When the time comes for palliative care

Within Balhousie Care Group, palliative care and the steps we take towards providing our residents with the care they wish to receive right until the end of their life is hugely important and one which we’re continually looking for ways to develop.

We recently held a palliative care training day, with speakers Donald MacAskill, CEO of Scottish Care as well as Wheatland Home Manager Grace Sloan, who has developed the Namaste Care programme within the home, and Fiona Muir, who is leading a small team into how we can develop the anticipatory care plans across all our 25 care homes.

Good palliative care means focusing on the quality of the person’s life and, when the time comes, death. We support residents to live well, making sure residents receive a personalised care approach and support to fulfil their wishes. This means our residents reach the end of their life with the best quality care, which met their emotional, physical and spiritual needs.

Our approach

One of the most important aspects of palliative care is ensuring residents’ care wishes are expressed and documented, as well as offering support to families when difficult decisions are needed. Through our Together We’re Great initiative and as part of developing our person-centred care approach, our staff understand the importance of ensuring residents and their relatives wishes are documented as soon as possible.

Leading a small group dedicated to palliative care is Pitlochry deputy manager, Fiona Muir, who is working with staff from Wheatlands, St Ronans and Antiquary. Whilst it is in the earlier stages, Fiona and the group have been working on developing the paperwork to ensure that the person-centred approach includes the kind of care residents wish to receive as they near the end of their life.

Talking about why they decided to form the group, Fiona commented: “We wanted to look for ways that we can develop the care we offer residents when they are nearing the end of their life and ways in which we can work with the residents to put together an anticipatory plan. We’re in the process of working with residents and families to find out what works best and what we can do to help their loved ones during this time.”

With palliative care, we want to take away the dying aspect and look at the ways a resident can continue to live and having that conversation and personalising their care enables us to better understand and respect both the resident and their families wishes.

As part of our partnership with Alzheimer Scotland and their advanced dementia practice model, our goal at Balhousie is to ensure staff are at a minimum of skilled level in promoting excellence and we will continue to support staff in order to achieve this.

Fiona explained: “We’re hoping to create a similar initiative to our dementia ambassadors, where each home has two dedicated palliative care ‘champions’ who will attend meetings and share knowledge and best practice with the rest of their home. It’s hugely important and I’m looking forward to seeing how, in time, we can develop our palliative care service within Balhousie.”

Those little extras

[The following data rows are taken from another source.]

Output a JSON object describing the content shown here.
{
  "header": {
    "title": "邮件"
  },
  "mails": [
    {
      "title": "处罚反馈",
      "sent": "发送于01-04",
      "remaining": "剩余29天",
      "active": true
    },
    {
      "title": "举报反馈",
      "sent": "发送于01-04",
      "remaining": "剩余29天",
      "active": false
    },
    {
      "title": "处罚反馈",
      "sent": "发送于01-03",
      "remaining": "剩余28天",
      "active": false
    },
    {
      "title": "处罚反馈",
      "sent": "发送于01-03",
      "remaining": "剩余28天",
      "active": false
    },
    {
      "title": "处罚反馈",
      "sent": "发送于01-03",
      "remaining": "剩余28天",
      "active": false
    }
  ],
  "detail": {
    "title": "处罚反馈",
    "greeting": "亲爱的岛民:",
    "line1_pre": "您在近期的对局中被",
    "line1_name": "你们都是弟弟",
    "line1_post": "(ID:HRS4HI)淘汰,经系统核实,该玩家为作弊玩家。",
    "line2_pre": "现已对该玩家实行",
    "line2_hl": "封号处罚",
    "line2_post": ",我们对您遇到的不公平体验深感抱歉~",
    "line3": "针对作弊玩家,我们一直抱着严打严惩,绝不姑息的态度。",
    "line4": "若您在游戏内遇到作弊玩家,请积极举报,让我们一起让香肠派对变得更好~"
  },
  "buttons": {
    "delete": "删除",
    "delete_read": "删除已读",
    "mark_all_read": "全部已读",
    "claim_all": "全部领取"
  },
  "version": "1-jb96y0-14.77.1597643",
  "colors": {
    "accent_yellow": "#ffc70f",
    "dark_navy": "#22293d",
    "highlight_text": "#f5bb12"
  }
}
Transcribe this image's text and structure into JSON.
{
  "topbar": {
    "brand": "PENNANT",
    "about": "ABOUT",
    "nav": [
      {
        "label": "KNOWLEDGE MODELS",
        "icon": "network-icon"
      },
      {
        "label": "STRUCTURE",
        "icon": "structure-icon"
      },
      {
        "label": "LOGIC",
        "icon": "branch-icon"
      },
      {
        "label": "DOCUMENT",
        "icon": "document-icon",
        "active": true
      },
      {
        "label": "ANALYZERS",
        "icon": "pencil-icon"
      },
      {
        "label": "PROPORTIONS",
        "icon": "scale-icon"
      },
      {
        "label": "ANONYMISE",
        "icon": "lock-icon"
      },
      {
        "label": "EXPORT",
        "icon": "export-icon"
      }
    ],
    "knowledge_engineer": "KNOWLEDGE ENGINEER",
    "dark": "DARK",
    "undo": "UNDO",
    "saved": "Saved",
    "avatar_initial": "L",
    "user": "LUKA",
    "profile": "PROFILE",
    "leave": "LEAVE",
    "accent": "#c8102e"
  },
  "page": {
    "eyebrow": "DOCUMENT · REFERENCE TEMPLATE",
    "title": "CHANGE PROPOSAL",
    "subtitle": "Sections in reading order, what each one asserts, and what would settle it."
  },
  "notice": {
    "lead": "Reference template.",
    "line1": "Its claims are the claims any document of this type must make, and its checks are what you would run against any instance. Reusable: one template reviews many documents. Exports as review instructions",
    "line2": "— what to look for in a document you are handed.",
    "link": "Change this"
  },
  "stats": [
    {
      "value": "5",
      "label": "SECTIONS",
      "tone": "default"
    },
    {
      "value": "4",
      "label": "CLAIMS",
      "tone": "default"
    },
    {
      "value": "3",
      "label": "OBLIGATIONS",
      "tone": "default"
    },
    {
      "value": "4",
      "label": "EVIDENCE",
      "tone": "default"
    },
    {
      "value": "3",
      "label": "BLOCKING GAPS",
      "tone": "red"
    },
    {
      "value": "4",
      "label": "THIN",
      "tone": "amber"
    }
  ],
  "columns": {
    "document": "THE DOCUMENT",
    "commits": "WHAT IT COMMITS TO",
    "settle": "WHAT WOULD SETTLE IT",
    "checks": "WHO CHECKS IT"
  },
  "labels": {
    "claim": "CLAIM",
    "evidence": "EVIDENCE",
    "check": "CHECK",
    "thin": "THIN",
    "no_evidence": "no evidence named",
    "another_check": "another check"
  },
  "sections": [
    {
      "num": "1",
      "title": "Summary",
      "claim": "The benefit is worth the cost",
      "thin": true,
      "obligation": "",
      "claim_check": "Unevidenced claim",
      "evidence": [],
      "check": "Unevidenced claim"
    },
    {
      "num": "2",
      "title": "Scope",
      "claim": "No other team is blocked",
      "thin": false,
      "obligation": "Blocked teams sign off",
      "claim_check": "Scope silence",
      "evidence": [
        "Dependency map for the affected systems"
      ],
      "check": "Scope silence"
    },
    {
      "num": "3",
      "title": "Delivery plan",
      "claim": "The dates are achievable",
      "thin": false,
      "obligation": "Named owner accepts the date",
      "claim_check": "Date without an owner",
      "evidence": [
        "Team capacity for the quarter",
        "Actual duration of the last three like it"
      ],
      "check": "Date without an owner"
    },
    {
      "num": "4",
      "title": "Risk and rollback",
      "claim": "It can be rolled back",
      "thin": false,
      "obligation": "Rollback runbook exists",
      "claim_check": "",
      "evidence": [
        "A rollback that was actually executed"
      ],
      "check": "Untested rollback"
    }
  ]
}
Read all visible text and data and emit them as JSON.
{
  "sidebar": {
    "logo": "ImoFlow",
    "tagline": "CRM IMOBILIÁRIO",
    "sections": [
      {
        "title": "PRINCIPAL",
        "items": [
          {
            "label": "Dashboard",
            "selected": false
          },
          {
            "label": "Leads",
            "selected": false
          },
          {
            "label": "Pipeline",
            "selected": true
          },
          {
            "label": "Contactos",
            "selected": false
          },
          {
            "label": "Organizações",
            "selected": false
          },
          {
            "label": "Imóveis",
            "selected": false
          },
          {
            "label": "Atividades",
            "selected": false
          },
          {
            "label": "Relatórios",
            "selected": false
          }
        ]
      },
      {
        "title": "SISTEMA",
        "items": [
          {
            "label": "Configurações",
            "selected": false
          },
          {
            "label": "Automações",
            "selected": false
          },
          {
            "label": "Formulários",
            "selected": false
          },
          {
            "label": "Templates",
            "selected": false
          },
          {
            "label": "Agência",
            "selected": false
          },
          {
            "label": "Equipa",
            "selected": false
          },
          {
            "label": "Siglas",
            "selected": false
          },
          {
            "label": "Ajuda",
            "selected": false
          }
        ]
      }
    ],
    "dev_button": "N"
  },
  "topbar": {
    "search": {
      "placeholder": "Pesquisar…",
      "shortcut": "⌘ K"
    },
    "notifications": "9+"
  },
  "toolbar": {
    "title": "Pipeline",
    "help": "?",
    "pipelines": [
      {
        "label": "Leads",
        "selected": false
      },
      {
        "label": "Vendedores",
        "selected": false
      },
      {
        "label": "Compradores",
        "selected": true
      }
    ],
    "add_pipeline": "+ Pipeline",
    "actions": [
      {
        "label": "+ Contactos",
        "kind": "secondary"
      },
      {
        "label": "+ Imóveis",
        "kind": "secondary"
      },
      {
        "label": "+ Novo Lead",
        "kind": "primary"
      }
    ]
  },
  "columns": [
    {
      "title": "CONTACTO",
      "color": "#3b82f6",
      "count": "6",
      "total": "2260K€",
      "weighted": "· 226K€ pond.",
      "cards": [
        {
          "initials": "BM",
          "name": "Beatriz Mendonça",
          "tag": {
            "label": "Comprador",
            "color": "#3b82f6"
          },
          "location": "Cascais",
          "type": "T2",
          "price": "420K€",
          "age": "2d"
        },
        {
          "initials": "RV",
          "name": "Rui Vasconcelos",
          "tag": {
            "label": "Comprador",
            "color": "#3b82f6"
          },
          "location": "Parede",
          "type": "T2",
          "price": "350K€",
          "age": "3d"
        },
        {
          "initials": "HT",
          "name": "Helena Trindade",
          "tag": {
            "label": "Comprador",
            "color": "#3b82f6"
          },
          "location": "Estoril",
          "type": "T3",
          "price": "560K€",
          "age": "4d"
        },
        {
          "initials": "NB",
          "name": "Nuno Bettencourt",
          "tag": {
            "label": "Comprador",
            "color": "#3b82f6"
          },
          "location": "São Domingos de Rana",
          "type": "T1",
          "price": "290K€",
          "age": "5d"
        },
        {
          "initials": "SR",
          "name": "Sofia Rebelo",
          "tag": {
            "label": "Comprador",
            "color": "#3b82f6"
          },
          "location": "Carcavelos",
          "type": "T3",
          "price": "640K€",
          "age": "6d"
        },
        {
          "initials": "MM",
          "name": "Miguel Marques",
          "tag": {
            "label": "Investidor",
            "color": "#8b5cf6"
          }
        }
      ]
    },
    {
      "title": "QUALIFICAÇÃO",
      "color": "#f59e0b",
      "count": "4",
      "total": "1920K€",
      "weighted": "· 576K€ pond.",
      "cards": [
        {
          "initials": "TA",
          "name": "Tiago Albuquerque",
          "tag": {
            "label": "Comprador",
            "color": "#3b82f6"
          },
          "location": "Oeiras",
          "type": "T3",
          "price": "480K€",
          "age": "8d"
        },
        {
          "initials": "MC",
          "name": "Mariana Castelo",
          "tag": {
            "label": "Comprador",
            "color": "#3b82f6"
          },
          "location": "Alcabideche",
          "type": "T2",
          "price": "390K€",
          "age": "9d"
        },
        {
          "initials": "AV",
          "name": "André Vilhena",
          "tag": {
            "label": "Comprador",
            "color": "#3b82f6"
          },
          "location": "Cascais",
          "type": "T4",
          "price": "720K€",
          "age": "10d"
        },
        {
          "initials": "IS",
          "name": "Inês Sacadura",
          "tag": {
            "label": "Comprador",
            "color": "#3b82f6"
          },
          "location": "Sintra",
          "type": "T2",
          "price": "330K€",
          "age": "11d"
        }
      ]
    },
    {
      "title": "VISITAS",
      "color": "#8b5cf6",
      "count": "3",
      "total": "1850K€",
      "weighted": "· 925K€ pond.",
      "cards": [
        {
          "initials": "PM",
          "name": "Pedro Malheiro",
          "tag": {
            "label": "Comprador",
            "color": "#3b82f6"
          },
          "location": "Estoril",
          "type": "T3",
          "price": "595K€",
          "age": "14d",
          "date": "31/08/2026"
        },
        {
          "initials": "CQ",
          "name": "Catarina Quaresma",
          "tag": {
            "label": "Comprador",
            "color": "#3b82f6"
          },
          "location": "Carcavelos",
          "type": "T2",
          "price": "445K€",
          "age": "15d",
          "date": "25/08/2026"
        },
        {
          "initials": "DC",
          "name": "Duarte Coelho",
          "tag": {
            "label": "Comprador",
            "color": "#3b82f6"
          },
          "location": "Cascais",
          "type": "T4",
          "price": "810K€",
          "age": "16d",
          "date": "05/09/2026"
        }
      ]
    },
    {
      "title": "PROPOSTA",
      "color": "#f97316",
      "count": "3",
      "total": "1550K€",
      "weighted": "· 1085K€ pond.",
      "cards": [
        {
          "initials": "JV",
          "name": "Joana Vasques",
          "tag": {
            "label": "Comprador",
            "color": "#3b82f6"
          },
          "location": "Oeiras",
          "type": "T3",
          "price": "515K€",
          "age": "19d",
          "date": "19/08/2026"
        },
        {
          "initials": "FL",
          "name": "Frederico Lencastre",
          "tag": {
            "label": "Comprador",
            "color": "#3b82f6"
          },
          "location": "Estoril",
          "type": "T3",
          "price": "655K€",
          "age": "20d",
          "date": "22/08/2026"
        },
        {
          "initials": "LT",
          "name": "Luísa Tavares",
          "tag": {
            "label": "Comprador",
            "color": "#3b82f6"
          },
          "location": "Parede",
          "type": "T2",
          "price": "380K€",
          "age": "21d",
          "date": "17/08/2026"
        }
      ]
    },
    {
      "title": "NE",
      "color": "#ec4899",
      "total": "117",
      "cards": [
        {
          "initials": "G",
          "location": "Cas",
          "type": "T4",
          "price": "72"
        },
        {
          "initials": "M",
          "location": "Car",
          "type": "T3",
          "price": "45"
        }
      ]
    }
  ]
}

There are some unique therapies designed to improve the quality of life for people living with end stage dementia. At our Wheatlands Care Home, the Namaste Care programme aims to bring honour to people who can no longer communicate how they wish to be care for. The staff at Wheatland have all been trained to best perform the meaningful activities, such as sensory stimulation, human contact and therapeutic touch and music.

‘Namaste’ means to ‘honour the spirit within’ and combines care with compassionate nursing. For relatives, Namaste Care helps us support their understanding of the progression of dementia and proves a positive step to improving the quality of end-of-life care through special treatments residents can enjoy.